In seeking to distance itself from the disrespectful, distasteful and outright false allegations lobbed against veterans, UCCS Chancellor Venkat Reddy released a statement. In it, Reddy said the flyers "stand at the intersection of two core values for UCCS and higher education."
"On the one hand, we recognize the right of people to express their viewpoints, even when those viewpoints are offensive to many in our community," Reddy said, adding that he "rejects the notion that we should censor those who denigrate others, as censorship would have silenced many voices over the decades who needed to be heard."
"On the other hand," Reddy said, "respect for the right of someone to speak should never be taken as endorsing the viewpoints that someone has expressed." The chancellor noted that the viewpoints contained in this particular newsletter are "against the law."
"UCCS does not discriminate against veterans. But even more fundamentally, UCCS does not discriminate on the basis of race, ethnicity, gender, disability, religion, creed, veteran status, gender identity, gender expression, sexual orientation, political affiliation, or political philosophy. People earn the right to study at UCCS by virtue of hard work and individual effort, and we do not bar the door," Reddy added.
It's not clear who exactly who wrote the newsletter. The name on the flyers is Terry Steinawitz but UCCS told KKTV that it doesn't have any students who go by that name. Moreover, KKTV reported that it "wasn't able to find any records of anyone who goes by that name in Colorado."

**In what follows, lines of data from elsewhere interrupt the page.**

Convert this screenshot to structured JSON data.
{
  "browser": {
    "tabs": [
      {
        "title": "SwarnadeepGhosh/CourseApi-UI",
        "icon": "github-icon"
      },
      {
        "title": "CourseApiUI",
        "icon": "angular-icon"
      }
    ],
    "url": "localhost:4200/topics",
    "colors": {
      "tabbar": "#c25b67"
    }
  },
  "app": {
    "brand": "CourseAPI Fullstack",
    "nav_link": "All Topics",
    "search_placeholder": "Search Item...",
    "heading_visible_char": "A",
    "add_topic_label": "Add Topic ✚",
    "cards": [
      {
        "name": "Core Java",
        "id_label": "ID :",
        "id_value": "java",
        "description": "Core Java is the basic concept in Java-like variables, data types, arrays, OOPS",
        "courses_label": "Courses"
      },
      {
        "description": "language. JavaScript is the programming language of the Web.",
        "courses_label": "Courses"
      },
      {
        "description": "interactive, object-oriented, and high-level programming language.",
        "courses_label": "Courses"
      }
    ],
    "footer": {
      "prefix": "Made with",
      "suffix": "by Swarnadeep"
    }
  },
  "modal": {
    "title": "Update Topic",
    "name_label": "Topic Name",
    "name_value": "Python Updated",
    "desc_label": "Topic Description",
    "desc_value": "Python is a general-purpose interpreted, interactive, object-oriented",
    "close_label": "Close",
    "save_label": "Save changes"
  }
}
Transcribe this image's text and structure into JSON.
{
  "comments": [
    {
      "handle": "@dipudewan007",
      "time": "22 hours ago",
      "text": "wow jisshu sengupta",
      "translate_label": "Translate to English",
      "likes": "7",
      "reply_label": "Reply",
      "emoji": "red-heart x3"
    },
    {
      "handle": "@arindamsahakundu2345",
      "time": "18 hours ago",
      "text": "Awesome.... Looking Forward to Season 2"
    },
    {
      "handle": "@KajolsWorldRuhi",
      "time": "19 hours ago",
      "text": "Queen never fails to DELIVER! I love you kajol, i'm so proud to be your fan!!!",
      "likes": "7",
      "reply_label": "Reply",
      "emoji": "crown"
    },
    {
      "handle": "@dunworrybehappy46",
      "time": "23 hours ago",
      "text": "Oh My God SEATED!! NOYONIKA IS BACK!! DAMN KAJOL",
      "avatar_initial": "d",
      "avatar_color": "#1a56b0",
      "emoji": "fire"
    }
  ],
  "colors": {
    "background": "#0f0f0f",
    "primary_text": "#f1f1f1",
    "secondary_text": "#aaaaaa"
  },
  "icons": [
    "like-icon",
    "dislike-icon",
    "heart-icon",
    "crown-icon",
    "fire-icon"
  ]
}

KKTV reported that all of the students it talked to on the UCCS campus disagreed with the contents of the newsletter.
"They try and talk about inclusion as a principle. Yet, they're excluding one of the most important members of society, those that are guarding our freedom to even talk about this," Joe Hollmann, one UCCS student told the news station.
Another student, Caleb Hensley, simply responded by saying, "you can't fight hate with hate."
The author of the newsletter, however, didn't have a problem with veterans attending trade schools and community colleges.
Army and law enforcement veteran and internet blogger Paul O'Leary logically argued against that premise in a convincing post on the Havok Journal. Here's what O'Leary had to say in response, particularly as it relates to veterans' alleged treatment of LGBT students:
Why do you feel it is acceptable to minimize the safety and well-being of those who attend trade schools? Are you assuming there are no LGBTQQIP2SAA students going to trade schools? Do you feel they are somehow less deserving of a safe and flourishing educational environment than their peers in the traditional four-year universities? Or is the problem that you just feel you and your university student colleagues are simply better than they are? Do you look down from the lofty reaches of your superior school and gaze upon the chattel of humanity with the smugness of uncaring indifference? If so, I suggest you take a long, hard look at yourself and who you want to be.
O'Leary goes on to take issue with the author's assertion that military culture is like a "white supremacist organization."
So, a couple thoughts here: If black service members make up between 17 and 20 percent of the military, versus 14 percent representation in American society overall, can this truly be described as a white supremacist organization? With black, female, Hispanic, and Asian service members holding senior leadership positions across a vast spectrum of fields from combat arms to support to administrative, including generals and sergeants major, can this truly be called a white supremacist organization? With a system of advancement that is overwhelmingly based on performance with little to no regard for racial or socioeconomic background, can you really call the military a white supremacist organization?